But Baumbach clearly rolled hard with this kind of people. Probably was or still is one himself. When Hamilton or his buddy Chris Eigeman talk like characters out of a New Yorker story about apple trees and divorce, or Carlos Jacott starts a two-man book club but can't be bothered to do the reading, it's hard not to think Baumbach's poking some fun at how awkwardly they put their educations to use.
That and its verbal wit ought to help deflate any feelings of pointlessness or pretentiousness. And yeah, what we really mean when we say "wit" is "I laughed so embarrassingly I had to execute my waitstaff," but when it's good, it's good.
Kicking and Screaming isn't so strong in terms of story. While a series of how-they-met flashbacks builds some emotional punch, just about any given scene could have been cut or replaced without screwing up the narrative. Except that one with the 900-foot battling robots. Regardless, it's one of those things where the movie's shambling structure mirrors the postgraduate aimlessness of its characters. And there aren't really any robots.
If you haven't seen any of Baumbach's stuff, it might be better to first check out The Squid and the Whale. But Kicking and Screaming isn't just interesting for what would come next. It's a start that stands on its own.

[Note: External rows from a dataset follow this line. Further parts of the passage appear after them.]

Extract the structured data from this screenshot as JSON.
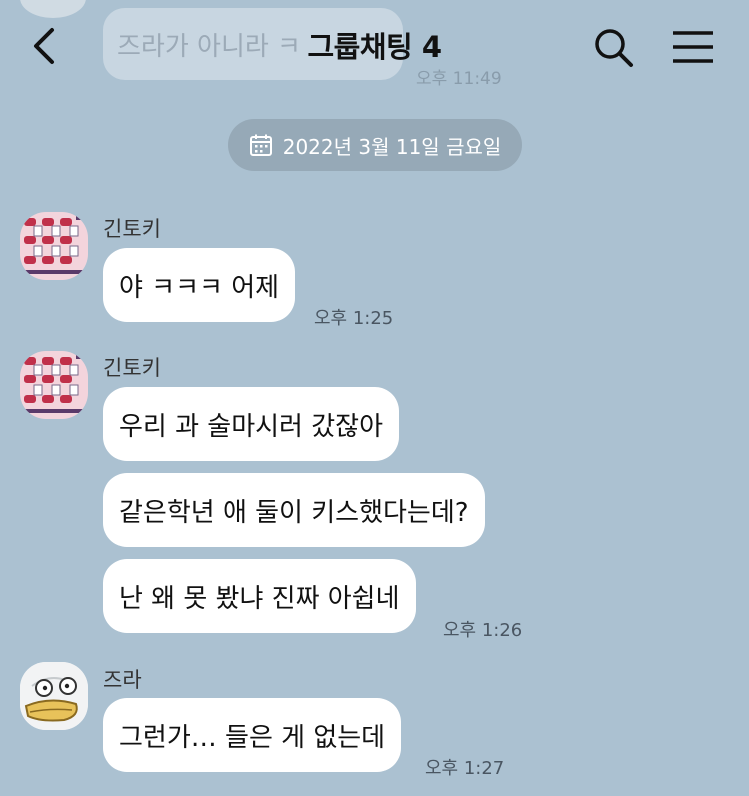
{
  "header": {
    "title": "그룹채팅 4"
  },
  "ghost": {
    "text": "즈라가 아니라 ㅋ",
    "time": "오후 11:49"
  },
  "date_divider": "2022년 3월 11일 금요일",
  "messages": [
    {
      "sender": "긴토키",
      "bubbles": [
        "야 ㅋㅋㅋ 어제"
      ],
      "time": "오후 1:25"
    },
    {
      "sender": "긴토키",
      "bubbles": [
        "우리 과 술마시러 갔잖아",
        "같은학년 애 둘이 키스했다는데?",
        "난 왜 못 봤냐 진짜 아쉽네"
      ],
      "time": "오후 1:26"
    },
    {
      "sender": "즈라",
      "bubbles": [
        "그런가… 들은 게 없는데"
      ],
      "time": "오후 1:27"
    }
  ],
  "colors": {
    "background": "#abc1d1",
    "bubble": "#ffffff",
    "date_pill": "#96a9b7"
  },
  "icons": [
    "chevron-left-icon",
    "search-icon",
    "menu-icon",
    "calendar-icon"
  ]
}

* Contact Ed Robertson, The Critic of Pure Reason, at firstname.lastname@example.org